    “If the relationship was as easy as that, we’d have noticed it long ago. There are areas where neonicotinoids are used, but you don’t have colony loss,” Krupke said. “But what these studies are showing is that because neonicotinoids are absolutely ubiquitous, and we’re seeing sub-lethal effects, is that they’re stressors. They’ve softened up the bees for other parasites.”

    Pesticide risk analysis in the United States has focused too much on whether chemicals are immediately, obviously toxic, said Krupke. “Our way of thinking is fundamentally flawed,” he said. “We need to look at sub-lethal effects, and for a longer time period. These pesticides are everywhere, every year. We’ve never used pesticides in the way we’re using them now, where we charge up a plant and it expresses pesticides all year long.”

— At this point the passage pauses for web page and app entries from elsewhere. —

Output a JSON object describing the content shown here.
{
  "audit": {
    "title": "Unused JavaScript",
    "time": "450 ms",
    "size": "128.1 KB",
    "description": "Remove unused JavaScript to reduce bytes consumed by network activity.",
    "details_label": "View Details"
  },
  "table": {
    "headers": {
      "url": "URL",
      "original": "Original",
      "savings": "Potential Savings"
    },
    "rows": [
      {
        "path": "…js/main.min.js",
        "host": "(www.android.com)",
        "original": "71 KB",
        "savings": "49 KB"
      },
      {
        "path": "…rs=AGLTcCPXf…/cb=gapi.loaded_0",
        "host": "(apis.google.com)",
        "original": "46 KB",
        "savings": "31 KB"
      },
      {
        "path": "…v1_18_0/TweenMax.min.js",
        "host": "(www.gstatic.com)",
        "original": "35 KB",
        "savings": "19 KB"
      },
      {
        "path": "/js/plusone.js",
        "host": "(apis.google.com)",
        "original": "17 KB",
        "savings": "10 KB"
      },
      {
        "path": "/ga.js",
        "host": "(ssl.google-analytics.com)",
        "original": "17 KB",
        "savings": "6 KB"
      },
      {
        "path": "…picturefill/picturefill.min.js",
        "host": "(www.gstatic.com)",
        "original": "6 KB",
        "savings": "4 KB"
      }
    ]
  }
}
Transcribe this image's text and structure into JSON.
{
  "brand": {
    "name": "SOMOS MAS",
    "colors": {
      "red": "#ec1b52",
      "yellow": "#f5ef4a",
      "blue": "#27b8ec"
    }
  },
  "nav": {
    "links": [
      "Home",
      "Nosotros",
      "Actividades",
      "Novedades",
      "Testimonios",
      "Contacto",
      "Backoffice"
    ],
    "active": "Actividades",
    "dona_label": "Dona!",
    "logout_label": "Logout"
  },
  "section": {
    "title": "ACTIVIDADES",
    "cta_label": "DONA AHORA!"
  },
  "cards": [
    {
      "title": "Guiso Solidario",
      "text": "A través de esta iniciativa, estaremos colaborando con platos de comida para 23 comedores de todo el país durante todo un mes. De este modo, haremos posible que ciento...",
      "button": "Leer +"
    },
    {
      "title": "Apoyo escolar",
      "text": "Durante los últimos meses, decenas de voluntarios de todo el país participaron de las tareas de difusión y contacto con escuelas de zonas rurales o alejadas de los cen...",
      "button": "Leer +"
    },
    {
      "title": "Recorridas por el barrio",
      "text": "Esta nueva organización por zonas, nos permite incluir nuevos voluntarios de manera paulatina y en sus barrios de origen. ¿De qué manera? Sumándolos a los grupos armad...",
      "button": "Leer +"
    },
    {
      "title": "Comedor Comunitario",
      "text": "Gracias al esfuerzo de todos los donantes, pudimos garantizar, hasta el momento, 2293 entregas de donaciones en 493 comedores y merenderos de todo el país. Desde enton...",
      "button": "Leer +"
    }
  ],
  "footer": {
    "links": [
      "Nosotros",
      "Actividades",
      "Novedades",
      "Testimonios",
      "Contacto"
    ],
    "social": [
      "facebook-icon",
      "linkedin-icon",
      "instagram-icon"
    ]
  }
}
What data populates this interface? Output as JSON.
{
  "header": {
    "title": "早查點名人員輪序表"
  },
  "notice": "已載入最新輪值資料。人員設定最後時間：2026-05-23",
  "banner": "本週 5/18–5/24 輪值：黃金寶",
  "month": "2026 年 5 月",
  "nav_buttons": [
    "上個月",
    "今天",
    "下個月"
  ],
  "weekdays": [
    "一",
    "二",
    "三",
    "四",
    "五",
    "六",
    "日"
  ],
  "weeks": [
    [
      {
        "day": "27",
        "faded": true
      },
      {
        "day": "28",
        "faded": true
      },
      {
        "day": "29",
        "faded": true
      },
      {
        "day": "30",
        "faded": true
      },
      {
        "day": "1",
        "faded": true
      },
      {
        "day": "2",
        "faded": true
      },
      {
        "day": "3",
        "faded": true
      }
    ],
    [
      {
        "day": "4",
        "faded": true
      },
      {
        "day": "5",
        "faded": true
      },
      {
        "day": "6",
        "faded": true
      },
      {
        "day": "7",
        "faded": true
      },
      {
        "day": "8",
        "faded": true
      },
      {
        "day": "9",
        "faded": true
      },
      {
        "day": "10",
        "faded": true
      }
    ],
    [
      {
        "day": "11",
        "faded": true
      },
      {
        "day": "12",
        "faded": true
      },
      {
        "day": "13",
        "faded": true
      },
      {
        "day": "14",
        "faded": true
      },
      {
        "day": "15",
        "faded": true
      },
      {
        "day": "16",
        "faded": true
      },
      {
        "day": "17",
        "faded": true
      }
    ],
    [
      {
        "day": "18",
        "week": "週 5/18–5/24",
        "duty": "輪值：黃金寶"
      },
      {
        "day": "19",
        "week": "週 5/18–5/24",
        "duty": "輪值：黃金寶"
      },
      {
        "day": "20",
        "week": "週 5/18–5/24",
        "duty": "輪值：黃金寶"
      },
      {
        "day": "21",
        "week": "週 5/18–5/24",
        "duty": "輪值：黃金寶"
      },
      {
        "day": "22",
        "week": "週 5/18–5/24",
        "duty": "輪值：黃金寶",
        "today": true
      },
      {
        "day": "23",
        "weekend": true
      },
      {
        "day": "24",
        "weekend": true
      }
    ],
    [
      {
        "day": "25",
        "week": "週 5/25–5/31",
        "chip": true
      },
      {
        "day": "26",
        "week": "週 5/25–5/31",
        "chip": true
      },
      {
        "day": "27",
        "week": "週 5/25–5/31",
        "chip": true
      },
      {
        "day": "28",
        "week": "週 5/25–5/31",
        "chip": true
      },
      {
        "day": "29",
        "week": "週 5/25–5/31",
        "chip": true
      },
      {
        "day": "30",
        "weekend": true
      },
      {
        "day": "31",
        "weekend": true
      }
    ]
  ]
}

  2. Jan 2013, Update

    conclusion by the European Food Safety Authority is a 'death knell' for neonicotinoid pesticides

    EFSA identifies risks to bees from neonicotinoids

    EFSA scientists have identified a number of risks posed to bees by three neonicotinoid pesticides. The Authority was asked by the European Commission to assess the risks associated with the use of clothianidin, imidacloprid and thiamethoxam, with particular regard to their acute and chronic effects on bee colony survival and development; their effects on bee larvae and bee behaviour; and the risks posed by sub-lethal doses of the three substances.

    Conclusion on the risk assessment for bees for the active substance:

    The world's most widely used insecticide has for the first time been officially labelled an "unacceptable" danger to bees feeding on flowering crops. Environmental campaigners say the conclusion, by Europe's leading food safety authority, sounds the "death knell" for the insect nerve agent.

    The chemical's manufacturer, Bayer,